### Instructions to follow
Go through the material below and copy all lines with "JSON".

*** Opening of Exercise inputs ***

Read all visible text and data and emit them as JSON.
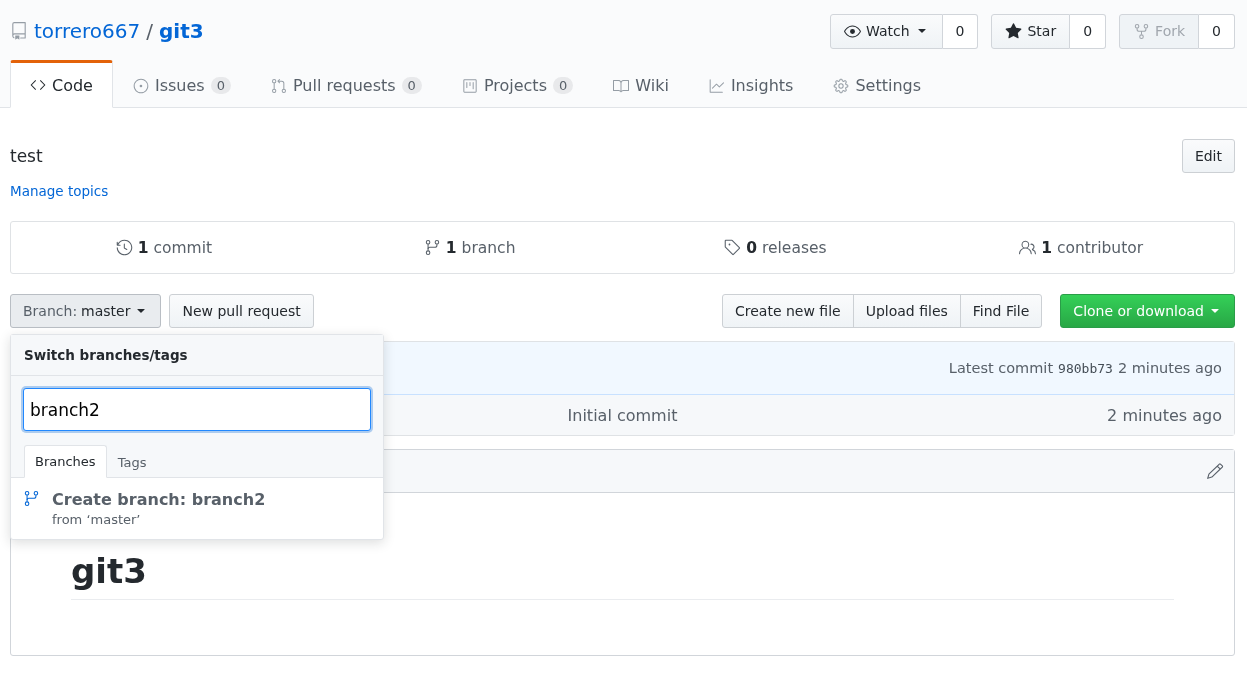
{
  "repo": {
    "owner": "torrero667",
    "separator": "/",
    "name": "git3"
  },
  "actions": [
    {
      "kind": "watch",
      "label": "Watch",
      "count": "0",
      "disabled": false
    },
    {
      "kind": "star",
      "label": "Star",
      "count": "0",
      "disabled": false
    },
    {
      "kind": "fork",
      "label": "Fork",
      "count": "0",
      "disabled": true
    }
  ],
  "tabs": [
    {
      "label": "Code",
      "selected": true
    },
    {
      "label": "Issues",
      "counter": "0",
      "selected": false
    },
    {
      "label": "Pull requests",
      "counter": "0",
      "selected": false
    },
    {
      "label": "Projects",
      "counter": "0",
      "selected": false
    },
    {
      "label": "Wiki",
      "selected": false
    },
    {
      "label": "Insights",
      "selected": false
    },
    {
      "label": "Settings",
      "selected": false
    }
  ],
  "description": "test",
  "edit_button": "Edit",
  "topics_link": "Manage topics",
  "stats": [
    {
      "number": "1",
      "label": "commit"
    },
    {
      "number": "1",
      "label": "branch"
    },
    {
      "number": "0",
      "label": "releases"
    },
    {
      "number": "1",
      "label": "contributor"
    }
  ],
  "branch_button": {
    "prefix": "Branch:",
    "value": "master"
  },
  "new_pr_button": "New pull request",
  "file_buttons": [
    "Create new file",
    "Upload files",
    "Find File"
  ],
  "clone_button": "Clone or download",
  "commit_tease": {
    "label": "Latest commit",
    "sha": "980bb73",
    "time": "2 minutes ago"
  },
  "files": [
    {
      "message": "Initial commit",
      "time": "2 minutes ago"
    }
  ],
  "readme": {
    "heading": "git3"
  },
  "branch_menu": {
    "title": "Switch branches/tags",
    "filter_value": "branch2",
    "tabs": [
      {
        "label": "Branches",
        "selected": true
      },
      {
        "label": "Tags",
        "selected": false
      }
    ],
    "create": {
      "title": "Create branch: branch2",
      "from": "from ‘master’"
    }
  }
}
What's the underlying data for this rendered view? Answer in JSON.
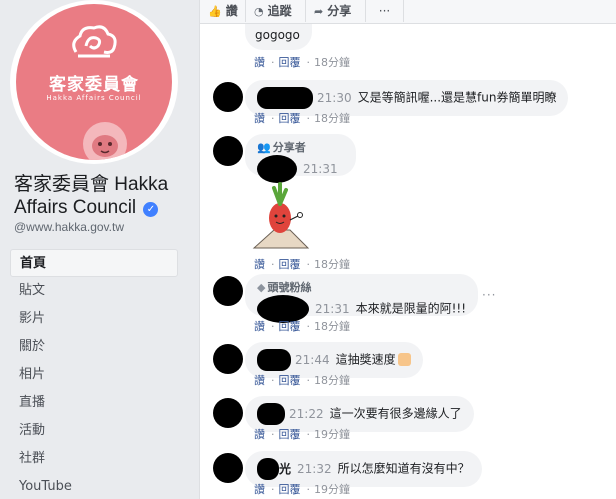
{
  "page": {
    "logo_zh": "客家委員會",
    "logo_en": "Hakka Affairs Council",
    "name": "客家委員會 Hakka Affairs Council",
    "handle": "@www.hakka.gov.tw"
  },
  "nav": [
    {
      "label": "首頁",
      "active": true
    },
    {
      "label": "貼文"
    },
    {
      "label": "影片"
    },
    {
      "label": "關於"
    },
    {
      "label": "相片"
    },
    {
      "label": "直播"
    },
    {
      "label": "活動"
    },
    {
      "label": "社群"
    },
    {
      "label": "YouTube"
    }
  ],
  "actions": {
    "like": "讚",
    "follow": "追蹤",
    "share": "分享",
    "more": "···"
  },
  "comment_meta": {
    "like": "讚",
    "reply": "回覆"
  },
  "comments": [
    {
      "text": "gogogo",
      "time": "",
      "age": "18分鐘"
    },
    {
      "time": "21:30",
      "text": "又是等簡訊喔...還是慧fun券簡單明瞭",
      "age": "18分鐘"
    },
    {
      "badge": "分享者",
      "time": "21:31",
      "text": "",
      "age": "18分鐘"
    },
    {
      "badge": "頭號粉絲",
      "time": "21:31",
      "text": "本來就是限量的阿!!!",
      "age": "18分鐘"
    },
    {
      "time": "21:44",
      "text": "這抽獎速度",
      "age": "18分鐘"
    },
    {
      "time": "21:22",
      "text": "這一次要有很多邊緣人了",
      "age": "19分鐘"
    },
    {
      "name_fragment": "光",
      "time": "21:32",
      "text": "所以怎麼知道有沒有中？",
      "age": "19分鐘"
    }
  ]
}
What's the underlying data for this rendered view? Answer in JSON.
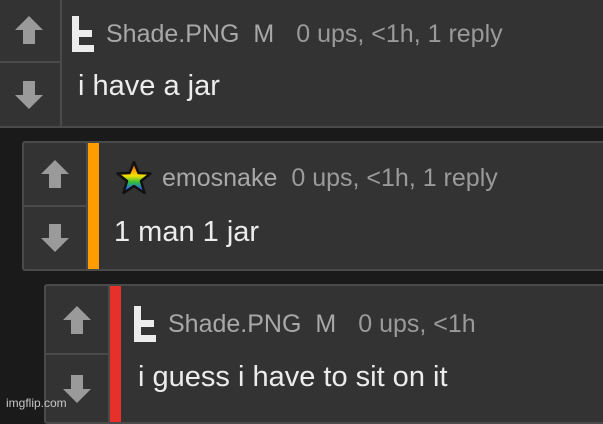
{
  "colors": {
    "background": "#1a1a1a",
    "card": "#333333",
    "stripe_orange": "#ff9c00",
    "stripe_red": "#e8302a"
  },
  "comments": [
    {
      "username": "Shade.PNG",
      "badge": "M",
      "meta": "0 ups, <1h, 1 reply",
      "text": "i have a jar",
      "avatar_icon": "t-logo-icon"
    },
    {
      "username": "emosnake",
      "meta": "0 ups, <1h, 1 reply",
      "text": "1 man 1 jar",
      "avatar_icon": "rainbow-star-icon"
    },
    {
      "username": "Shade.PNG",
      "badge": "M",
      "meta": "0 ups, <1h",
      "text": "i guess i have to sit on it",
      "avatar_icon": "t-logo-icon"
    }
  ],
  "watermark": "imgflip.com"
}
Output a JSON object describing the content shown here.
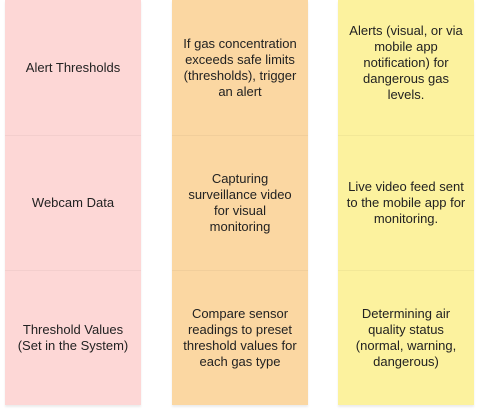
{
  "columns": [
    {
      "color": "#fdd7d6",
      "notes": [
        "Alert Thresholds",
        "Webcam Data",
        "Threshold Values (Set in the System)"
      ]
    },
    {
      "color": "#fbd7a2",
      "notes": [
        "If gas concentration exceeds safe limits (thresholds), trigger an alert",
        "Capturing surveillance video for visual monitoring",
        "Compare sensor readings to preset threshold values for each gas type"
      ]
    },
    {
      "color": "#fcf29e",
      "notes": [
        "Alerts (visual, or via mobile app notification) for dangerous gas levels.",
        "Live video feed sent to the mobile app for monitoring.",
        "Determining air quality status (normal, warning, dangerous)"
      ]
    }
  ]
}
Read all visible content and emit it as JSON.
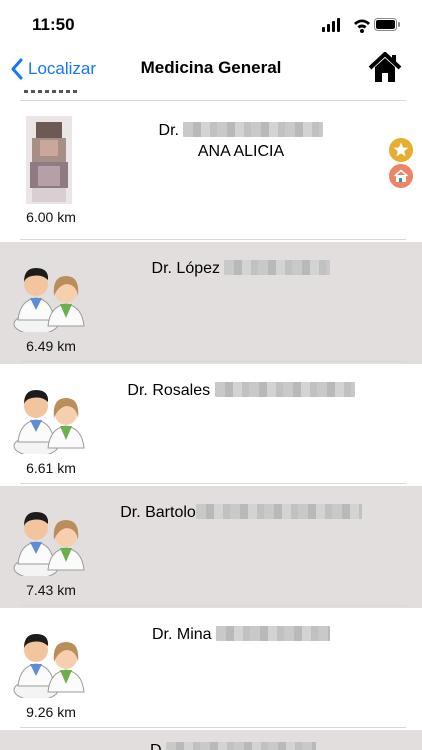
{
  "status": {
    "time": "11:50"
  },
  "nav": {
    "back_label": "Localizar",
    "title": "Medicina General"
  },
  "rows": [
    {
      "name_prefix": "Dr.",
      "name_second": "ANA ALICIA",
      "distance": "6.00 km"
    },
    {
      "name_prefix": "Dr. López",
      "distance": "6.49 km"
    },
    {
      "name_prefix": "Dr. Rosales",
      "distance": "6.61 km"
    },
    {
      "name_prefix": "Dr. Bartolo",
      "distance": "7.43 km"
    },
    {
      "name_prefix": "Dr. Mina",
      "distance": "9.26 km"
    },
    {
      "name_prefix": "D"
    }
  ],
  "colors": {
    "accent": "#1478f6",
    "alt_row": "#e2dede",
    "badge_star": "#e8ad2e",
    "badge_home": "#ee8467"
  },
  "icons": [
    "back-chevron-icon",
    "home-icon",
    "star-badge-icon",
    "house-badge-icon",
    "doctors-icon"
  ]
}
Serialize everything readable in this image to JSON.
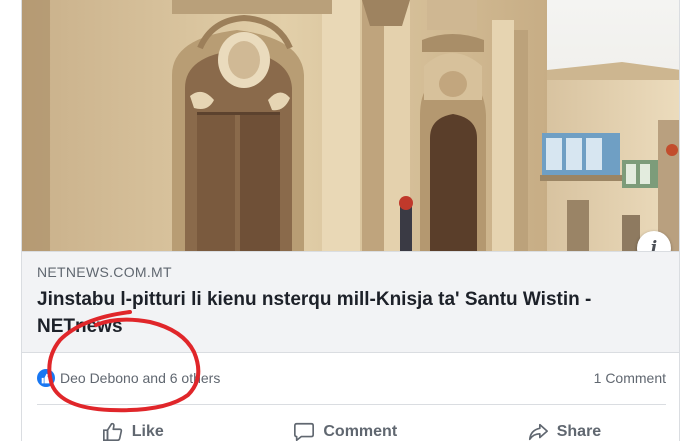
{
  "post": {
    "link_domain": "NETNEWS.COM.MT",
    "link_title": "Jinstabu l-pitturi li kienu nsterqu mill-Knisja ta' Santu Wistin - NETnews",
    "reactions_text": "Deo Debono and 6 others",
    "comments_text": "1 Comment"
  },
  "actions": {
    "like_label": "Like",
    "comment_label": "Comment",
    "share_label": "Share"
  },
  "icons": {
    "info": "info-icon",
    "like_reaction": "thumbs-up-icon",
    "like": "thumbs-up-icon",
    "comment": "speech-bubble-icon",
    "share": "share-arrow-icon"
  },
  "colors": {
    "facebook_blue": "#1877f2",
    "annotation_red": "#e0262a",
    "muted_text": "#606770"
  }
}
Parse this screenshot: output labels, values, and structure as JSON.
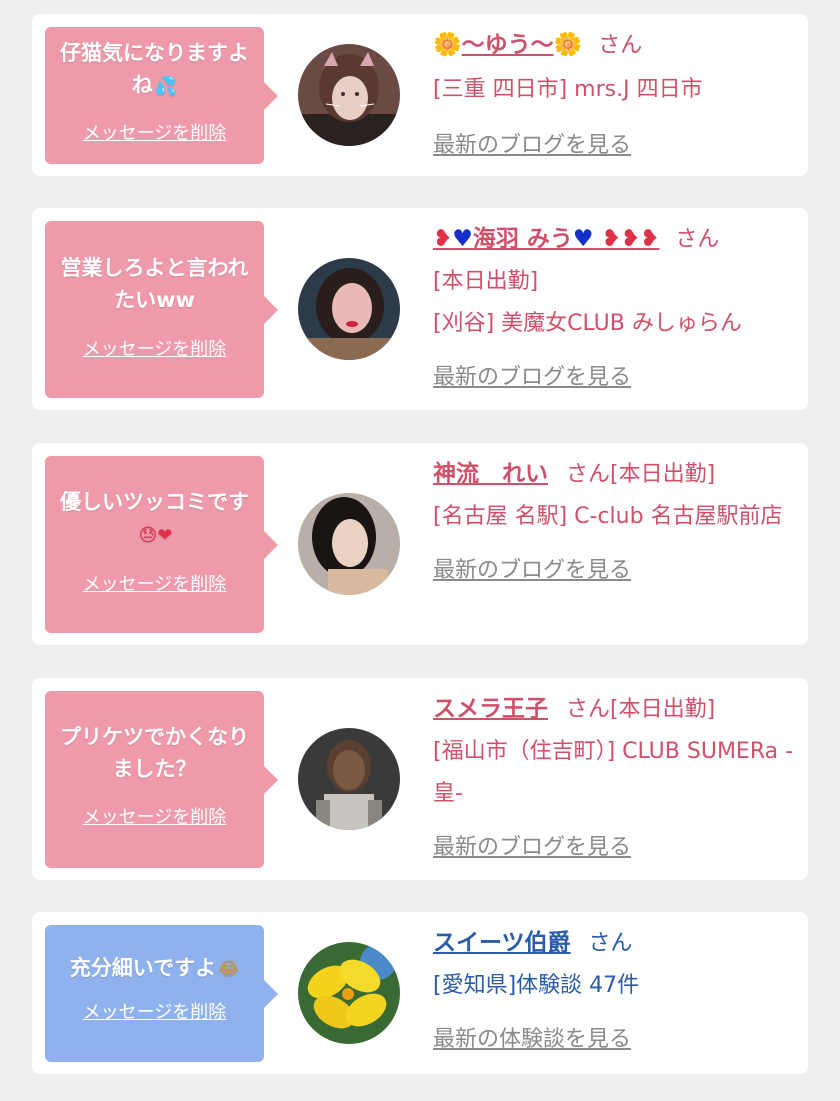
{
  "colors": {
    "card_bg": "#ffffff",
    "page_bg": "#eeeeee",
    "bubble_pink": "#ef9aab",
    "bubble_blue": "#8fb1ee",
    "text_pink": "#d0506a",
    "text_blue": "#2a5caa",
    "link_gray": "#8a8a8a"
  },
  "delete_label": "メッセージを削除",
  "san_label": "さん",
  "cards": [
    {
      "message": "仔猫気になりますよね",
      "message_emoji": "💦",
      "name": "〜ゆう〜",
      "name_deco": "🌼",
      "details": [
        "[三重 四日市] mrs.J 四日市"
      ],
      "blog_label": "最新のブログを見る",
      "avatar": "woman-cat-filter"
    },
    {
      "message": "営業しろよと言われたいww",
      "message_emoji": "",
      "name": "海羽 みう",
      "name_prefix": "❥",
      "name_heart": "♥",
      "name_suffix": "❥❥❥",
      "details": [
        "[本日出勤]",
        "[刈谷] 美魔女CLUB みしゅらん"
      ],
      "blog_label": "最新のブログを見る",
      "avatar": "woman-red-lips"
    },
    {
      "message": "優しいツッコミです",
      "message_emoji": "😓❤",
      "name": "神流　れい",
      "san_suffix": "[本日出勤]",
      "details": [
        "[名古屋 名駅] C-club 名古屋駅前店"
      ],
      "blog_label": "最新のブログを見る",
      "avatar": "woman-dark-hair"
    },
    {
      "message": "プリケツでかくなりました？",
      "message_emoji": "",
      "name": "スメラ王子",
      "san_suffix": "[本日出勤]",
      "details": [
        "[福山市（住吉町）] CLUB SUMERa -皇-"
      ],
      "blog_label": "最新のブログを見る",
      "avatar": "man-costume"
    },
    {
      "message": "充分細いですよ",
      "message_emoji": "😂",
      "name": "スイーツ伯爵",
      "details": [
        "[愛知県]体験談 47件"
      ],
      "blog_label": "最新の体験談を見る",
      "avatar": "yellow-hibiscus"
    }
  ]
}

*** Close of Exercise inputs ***

### Worked solution
Read all visible text and data and emit them as JSON.
What's the underlying data for this rendered view? Answer in JSON.
What's the underlying data for this rendered view? Answer in JSON.
Output a JSON object describing the content shown here.
Read all visible content and emit it as JSON.
Serialize everything readable in this image to JSON.
Parse this screenshot: output labels, values, and structure as JSON.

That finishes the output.